Featured in the exhibition Texas Women Artists: Selections from Bywaters Special Collections, on the 2nd floor of Hamon Arts Library.
Mary Frances Doyle (1904 – 2000) was known as both a dedicated art teacher and an outstanding printmaker, particularly with the silk-screen, or serigraph, technique. Doyle was born in Stephenville, Texas to Davis K. Doyle, a Texas newspaperman, and his wife. Doyle lived most of her adult life with her parents in Arlington, Texas. In 1930 she earned her Bachelors of Art degree from Southwest Texas State Teachers’ College in San Marcos, Texas. She liked to recall one of her fellow classmates, Lyndon Baines Johnson, also working his way through school, sweeping out the classroom where she taught a demonstration kindergarten group. The future US president would ask her opinion on particular political issues and then listen to her views while continuing to swing his broom. In 1939 Doyle moved to Teachers College, Columbia University, in New York, where she studied with Charles J. Martin, and in 1948 earned a Master of Arts degree from Texas Woman’s University in Denton, Texas.
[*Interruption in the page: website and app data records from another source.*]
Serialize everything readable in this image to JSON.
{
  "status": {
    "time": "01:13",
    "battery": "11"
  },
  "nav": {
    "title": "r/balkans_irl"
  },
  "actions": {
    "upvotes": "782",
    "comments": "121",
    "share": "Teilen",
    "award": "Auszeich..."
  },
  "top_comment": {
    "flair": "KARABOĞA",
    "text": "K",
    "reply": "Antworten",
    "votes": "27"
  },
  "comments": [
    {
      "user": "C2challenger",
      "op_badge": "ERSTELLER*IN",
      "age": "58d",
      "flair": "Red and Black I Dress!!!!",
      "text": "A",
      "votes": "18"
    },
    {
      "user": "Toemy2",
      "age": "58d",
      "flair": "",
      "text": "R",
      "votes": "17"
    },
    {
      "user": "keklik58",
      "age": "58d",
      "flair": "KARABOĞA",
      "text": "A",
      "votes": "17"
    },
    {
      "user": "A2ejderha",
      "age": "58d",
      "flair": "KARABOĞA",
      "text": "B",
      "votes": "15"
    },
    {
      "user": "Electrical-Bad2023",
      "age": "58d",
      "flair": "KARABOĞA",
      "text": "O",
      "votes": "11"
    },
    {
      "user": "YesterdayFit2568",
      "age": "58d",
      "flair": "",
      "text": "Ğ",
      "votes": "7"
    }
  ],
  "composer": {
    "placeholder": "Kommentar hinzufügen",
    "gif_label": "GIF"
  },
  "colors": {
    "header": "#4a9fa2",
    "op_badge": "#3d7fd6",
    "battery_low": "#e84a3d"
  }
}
She also studied with distinguished Texas artists including Otis Dozier and Octavio Medellin at the Dallas Museum of Fine Arts school, and Xavier Gonzales at Sul Ross State University in Alpine, Texas.
In 1935 Doyle began a 37-year long teaching career in the Dallas Independent School District teaching art at the Alamo, Thomas Edison, and City Park schools. Dedicated to her career and to her students, Doyle’s strove to develop the artistic ability of each child regardless of financial background. In addition, she was active in the Dallas Art Education Club, serving as its president during the late 1940s and early 1950s. Doyle was instrumental in helping to organize children’s exhibitions at the Dallas Museum of Fine Arts where she worked as an instructor at various times during the 1940s through the early 1970s. When not teaching or working on her art, Doyle enjoyed collecting Latin American crafts.
A prolific artist, mainly as a printmaker, Doyle was active in exhibiting her work in galleries, museums, and with the Texas Printmakers organization (formerly the Printmakers Guild). In 1940 her oil painting Water Front was included in the Eleventh Annual Allied Arts Exhibition at the Dallas Museum of Fine Arts, now the Dallas Museum of Art. During the 1950s Doyle’s prints were accepted into major exhibitions. In 1955 her print Texas Oranges was exhibited in the Audubon Artists 13th Annual Exhibition at the National Academy Galleries in New York. Two of her serigraphs were accepted in the Southwestern Exhibition of Prints and Drawings exhibitions sponsored by the Dallas Print Society at the Dallas Museum of Fine Arts: Honeydew Melon (6th Southwestern Exhibition of Prints and Drawings, 1956) and Cactus in Bloom (9th Southwestern Exhibition of Prints and Drawings, 1959). In 1958 Cactus in Bloom won “Best Serigraph in Show” at the Print Fair conducted by Creative Graphics at Burr Galleries in New York City and was accepted into the Boston Printmakers 11th Annual Print Exhibition at the Museum of Fine Arts in Boston. In the same year she had a solo exhibition sponsored by the Texas Fine Arts Association at the Laguna Gloria Art Museum in Austin, Texas, and a year later was included in the show Postwar Prints: 1946 – 1959 at the Dallas Museum for Contemporary Arts. In 1960 Doyle was again accepted into the Boston Printmakers’ 13th Annual Print Exhibition with her serigraph Twin Mountains. Doyle’s work was represented from the 1950s through the 1970s in distinguished Dallas galleries including the Black Tulip Gallery, Downtown Galleries, and Cushing Galleries. In February, 1960, her work was accepted into the Philadelphia Second Annual Print Fair. Thirty years later Mary Doyle and her contemporaries were honored in the exhibition The Texas Printmakers, at the Meadows Museum, Southern Methodist University. Mary Doyle died on Sept. 5, 2000 in Denton, Texas.
Image: Century Plant, Serigraph, 1961, original dimensions (image): 29 ¾” (H) x 11”
Courtesy of Mary Doyle Collection, Bywaters Special Collections, Hamon Arts Library, Southern Methodist University